Russian investment in Africa is increasing even as its own economy reels under the impact of the credit crunch. With commodity prices falling, some Russian investors are capitalising on the opportunity to buy access to resources that will be in great demand when the global economy rebounds, writes Elizabeth Stephens from JLT.

Russia may be trailing China in the extent of its investments in Africa but in the past three years it has quickly expanded its activities, rejuvenating ties with former Cold War partners and venturing into new territories. The objective has been to secure resources in this relatively unexplored and underutilised region and, in line with the universal trend, Russian mining companies have been taking controlling stakes in many of this sector’s investments.

Oil and banks
Gazprom, the state-owned energy giant, has shown interest in building pipelines to supply Europe and has held talks with Libya and Nigeria, including bidding for the Trans-Saharan pipeline as well as oil and gas exploration rights in Nigeria.

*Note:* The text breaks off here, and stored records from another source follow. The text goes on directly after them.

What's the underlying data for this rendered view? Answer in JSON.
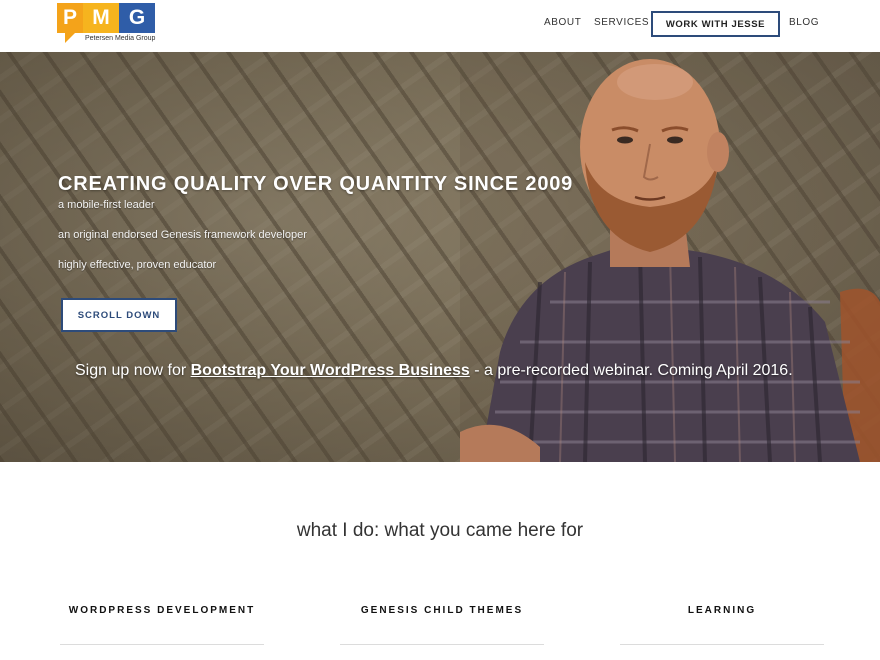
{
  "logo": {
    "letters": [
      "P",
      "M",
      "G"
    ],
    "tagline": "Petersen Media Group",
    "colors": {
      "p": "#f4a31a",
      "m": "#f6b41e",
      "g": "#2f5da8"
    }
  },
  "nav": {
    "about": "ABOUT",
    "services": "SERVICES",
    "cta": "WORK WITH JESSE",
    "blog": "BLOG"
  },
  "hero": {
    "title": "CREATING QUALITY OVER QUANTITY SINCE 2009",
    "lines": [
      "a mobile-first leader",
      "an original endorsed Genesis framework developer",
      "highly effective, proven educator"
    ],
    "scroll_button": "SCROLL DOWN",
    "signup_prefix": "Sign up now for ",
    "signup_link": "Bootstrap Your WordPress Business",
    "signup_suffix": " - a pre-recorded webinar. Coming April 2016."
  },
  "section": {
    "title": "what I do: what you came here for",
    "columns": [
      "WORDPRESS DEVELOPMENT",
      "GENESIS CHILD THEMES",
      "LEARNING"
    ]
  },
  "colors": {
    "accent": "#2d4b7a"
  }
}
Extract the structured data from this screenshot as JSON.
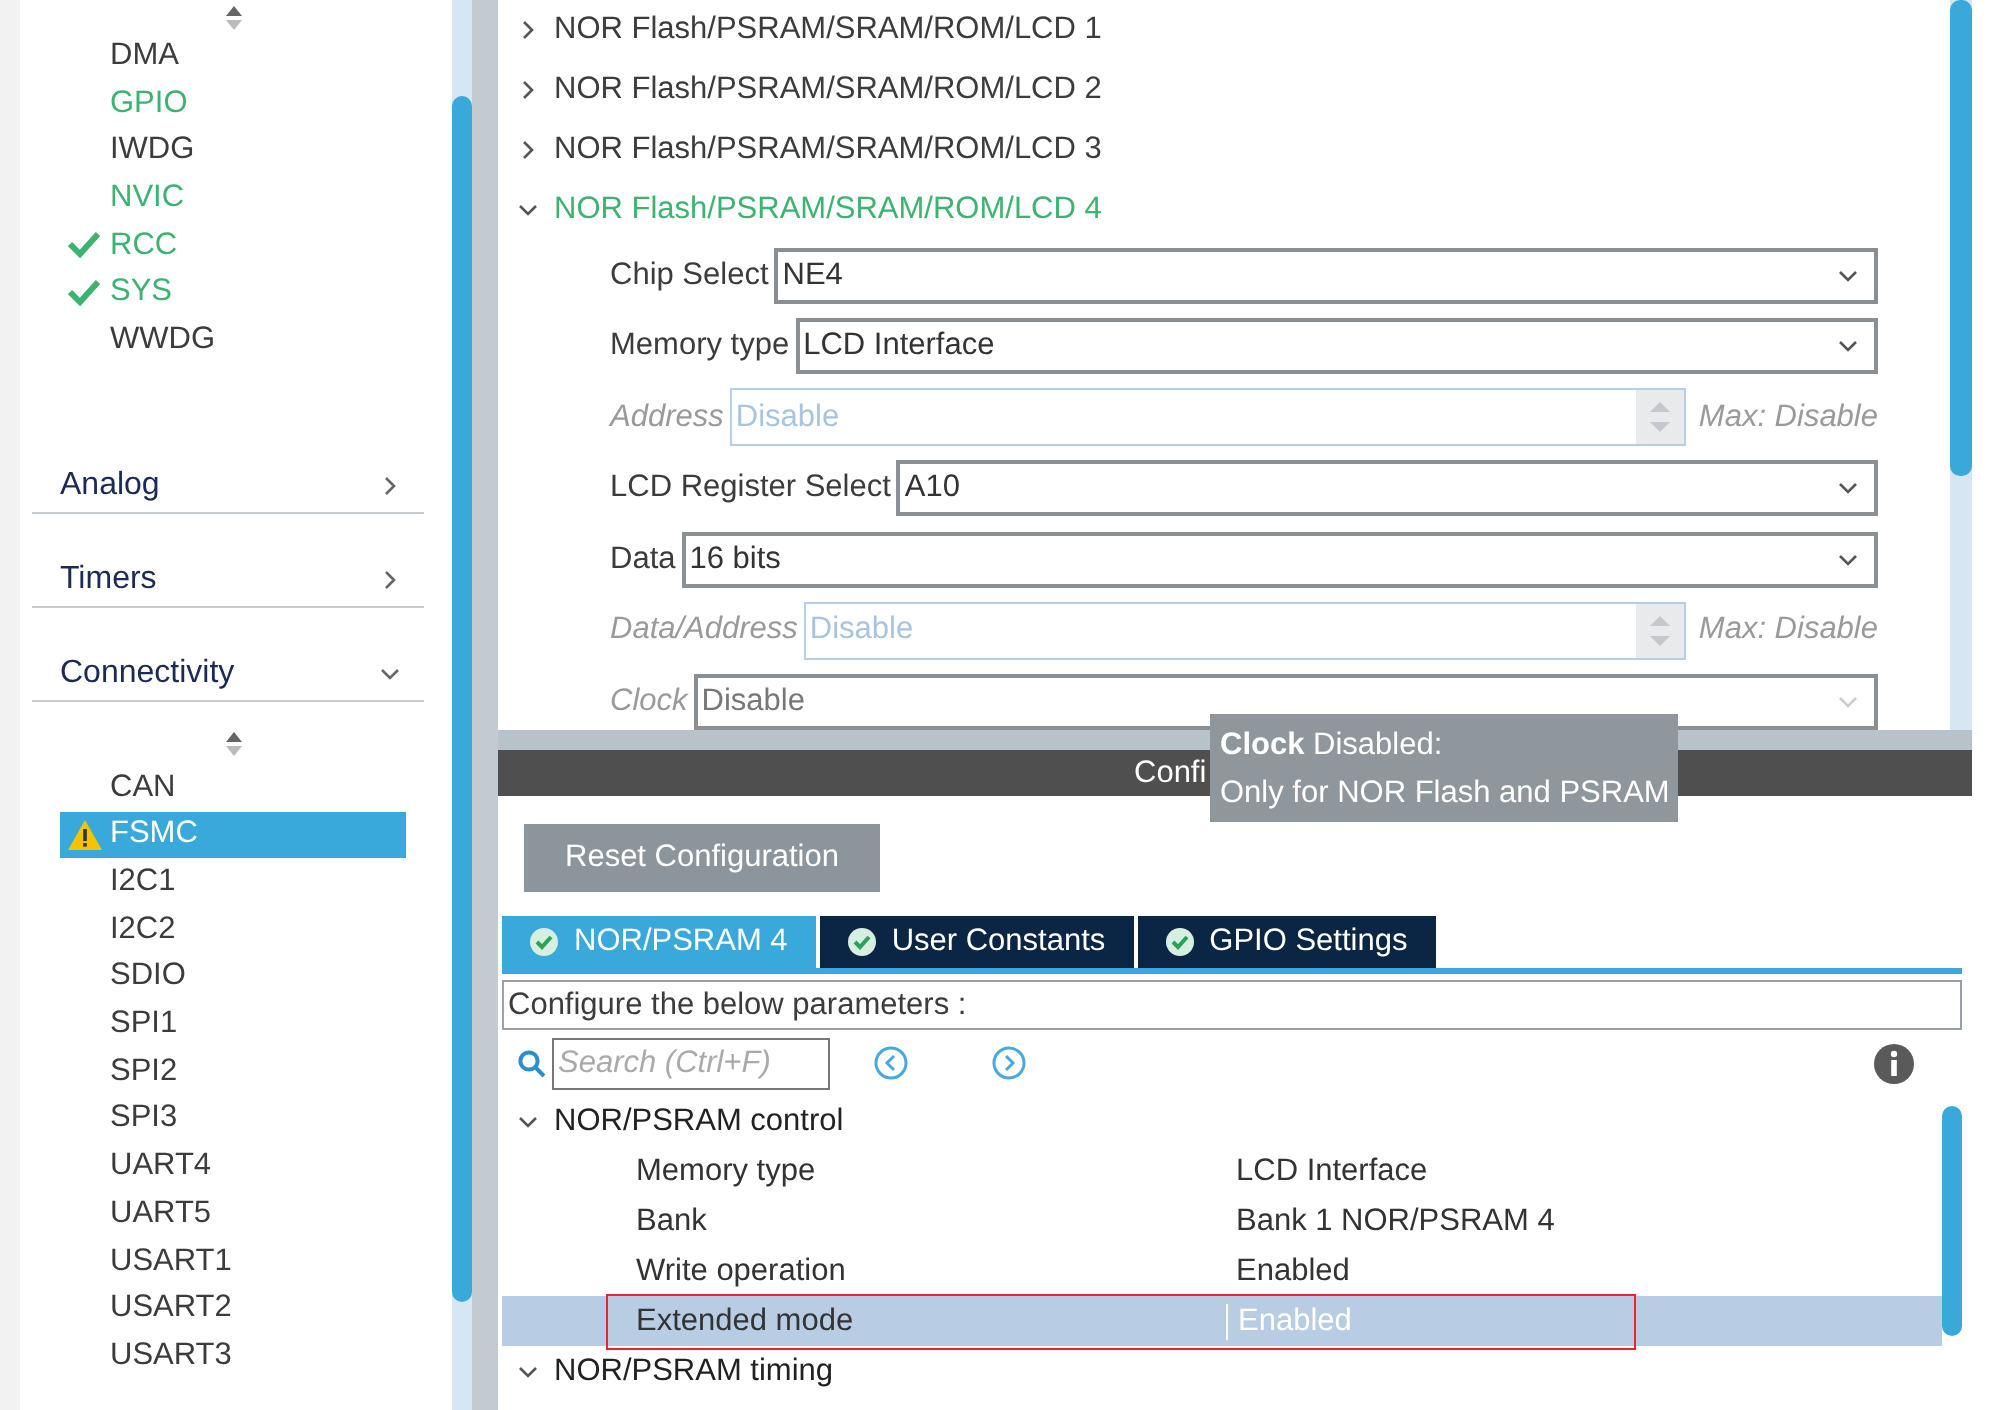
{
  "sidebar": {
    "top_items": [
      {
        "label": "DMA",
        "configured": false,
        "checked": false
      },
      {
        "label": "GPIO",
        "configured": true,
        "checked": false
      },
      {
        "label": "IWDG",
        "configured": false,
        "checked": false
      },
      {
        "label": "NVIC",
        "configured": true,
        "checked": false
      },
      {
        "label": "RCC",
        "configured": true,
        "checked": true
      },
      {
        "label": "SYS",
        "configured": true,
        "checked": true
      },
      {
        "label": "WWDG",
        "configured": false,
        "checked": false
      }
    ],
    "sections": [
      {
        "label": "Analog",
        "expanded": false
      },
      {
        "label": "Timers",
        "expanded": false
      },
      {
        "label": "Connectivity",
        "expanded": true
      }
    ],
    "items": [
      {
        "label": "CAN",
        "warning": false,
        "selected": false
      },
      {
        "label": "FSMC",
        "warning": true,
        "selected": true
      },
      {
        "label": "I2C1",
        "warning": false,
        "selected": false
      },
      {
        "label": "I2C2",
        "warning": false,
        "selected": false
      },
      {
        "label": "SDIO",
        "warning": false,
        "selected": false
      },
      {
        "label": "SPI1",
        "warning": false,
        "selected": false
      },
      {
        "label": "SPI2",
        "warning": false,
        "selected": false
      },
      {
        "label": "SPI3",
        "warning": false,
        "selected": false
      },
      {
        "label": "UART4",
        "warning": false,
        "selected": false
      },
      {
        "label": "UART5",
        "warning": false,
        "selected": false
      },
      {
        "label": "USART1",
        "warning": false,
        "selected": false
      },
      {
        "label": "USART2",
        "warning": false,
        "selected": false
      },
      {
        "label": "USART3",
        "warning": false,
        "selected": false
      }
    ]
  },
  "mode": {
    "groups": [
      {
        "label": "NOR Flash/PSRAM/SRAM/ROM/LCD 1",
        "expanded": false
      },
      {
        "label": "NOR Flash/PSRAM/SRAM/ROM/LCD 2",
        "expanded": false
      },
      {
        "label": "NOR Flash/PSRAM/SRAM/ROM/LCD 3",
        "expanded": false
      },
      {
        "label": "NOR Flash/PSRAM/SRAM/ROM/LCD 4",
        "expanded": true
      }
    ],
    "fields": [
      {
        "kind": "select",
        "label": "Chip Select",
        "value": "NE4",
        "disabled": false
      },
      {
        "kind": "select",
        "label": "Memory type",
        "value": "LCD Interface",
        "disabled": false
      },
      {
        "kind": "spinner",
        "label": "Address",
        "value": "Disable",
        "disabled": true,
        "max": "Max: Disable"
      },
      {
        "kind": "select",
        "label": "LCD Register Select",
        "value": "A10",
        "disabled": false
      },
      {
        "kind": "select",
        "label": "Data",
        "value": "16 bits",
        "disabled": false
      },
      {
        "kind": "spinner",
        "label": "Data/Address",
        "value": "Disable",
        "disabled": true,
        "max": "Max: Disable"
      },
      {
        "kind": "select",
        "label": "Clock",
        "value": "Disable",
        "disabled": true
      }
    ]
  },
  "tooltip": {
    "lines": [
      "**Clock** Disabled:",
      "Only for NOR Flash and PSRAM"
    ]
  },
  "configuration": {
    "header": "Confi",
    "reset_button": "Reset Configuration",
    "tabs": [
      {
        "label": "NOR/PSRAM 4",
        "selected": true
      },
      {
        "label": "User Constants",
        "selected": false
      },
      {
        "label": "GPIO Settings",
        "selected": false
      }
    ],
    "hint": "Configure the below parameters :",
    "search": {
      "placeholder": "Search (Ctrl+F)"
    },
    "tree": [
      {
        "label": "NOR/PSRAM control",
        "expanded": true,
        "children": [
          {
            "name": "Memory type",
            "value": "LCD Interface",
            "selected": false,
            "highlighted": false
          },
          {
            "name": "Bank",
            "value": "Bank 1 NOR/PSRAM 4",
            "selected": false,
            "highlighted": false
          },
          {
            "name": "Write operation",
            "value": "Enabled",
            "selected": false,
            "highlighted": false
          },
          {
            "name": "Extended mode",
            "value": "Enabled",
            "selected": true,
            "highlighted": true
          }
        ]
      },
      {
        "label": "NOR/PSRAM timing",
        "expanded": true
      }
    ]
  }
}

Renaissance Capital, a Russian investment bank, has ramped up its presence on the continent over the last two years, taking advantage of the growing financing needs of mining and non-mining companies, as demand for investment banking services has increased.

It has already acquired 25% of the shares in Ecobank, one of the most advanced banks based in West Africa, with branches in 11 African countries. These investments came in the wake of a recently dispelled wave of investor optimism about Africa and the growth of the Russian economy.

Despite the current financial crisis, we should not expect a retreat of Russian business from Africa. On the contrary, many Russian business tycoons see this as a time of opportunity to advance aggressively abroad, and new markets will be their primary target.

Expansion into South Africa is part of Mikhail Prokhorov’s drive to establish a leading world investment bank on the basis of Renaissance Capital which he bought for the purpose. Another Russian bank, Vneshtorgbank, recently began operating in Angola, opening the first Angolan bank to have predominantly foreign ownership.

Behind the Chinese
“Russian engagement with Africa appears ad hoc rather than part of a coordinated state policy,” believes Natalia Leshchenko, Russia analyst at Global Insight. The Russian diplomatic initiative is relatively under-developed. Whereas Beijing was able to hold the now famous Africa-China Summit in November 2006, discussing areas of mutual interest, with 50 Sub-Saharan African government representatives.

India hosted 14 African heads of state in 2008 but there has been no equivalent Russian initiative. This may reflect China’s head start in cooperating with Africa on a pan-African scale and the size and sectoral distribution of Russian investment on the continent that does not occupy the same space and popular sentiment in the minds of African policy-makers. There is ample space for deeper Russian engagement as a corollary and facilitator of Russian investment.

Government-owned companies tend to push for sales and concession contracts – as with Libya where Russian Railways has bid for a US$2bn railway construction project – while arms, and to a lesser extent manufacturing products, are the principal export items.

Private companies focus their attention on natural resources exploration typified by Rusal’s acquisition of the Alumina Company of Guinea (ACG), Guinea’s sole alumina refinery and the Compagnie de Bauxites de Kindia (CBK), where Guinea’s largest bauxite mine is situated.

Rusal also acquired the majority shareholding in the Aluminium Smelting Company of Nigeria, in a US$250mn transaction. Large deals by Russian companies in South Africa include Norilsk Nickel’s US$1.2bn acquisition of 20% of Gold Fields in 2004, and Renova’s acquisition of 49% in United Manganese of Kalahari.

Russian companies are experiencing many of the same risks as their western counterparts in investing on the African continent. “Rusal’s operations in Guinea are coming under pressure as President Lansana Conte is reviewing the privatisation of the alumina refinery despite his personal endorsement of the sale in 2006,” says Kissy Agyeman, Africa analyst at Global Insight.

Rusal is also facing a challenge from the local people around its operations in Kindia, who claim they have not benefited from the proceeds derived from the mineral resources. Allegations have been made that Rusal failed to honour its promise of providing basic services to the area, with civil unrest resulting in a temporary halt to operations at the CBK mine.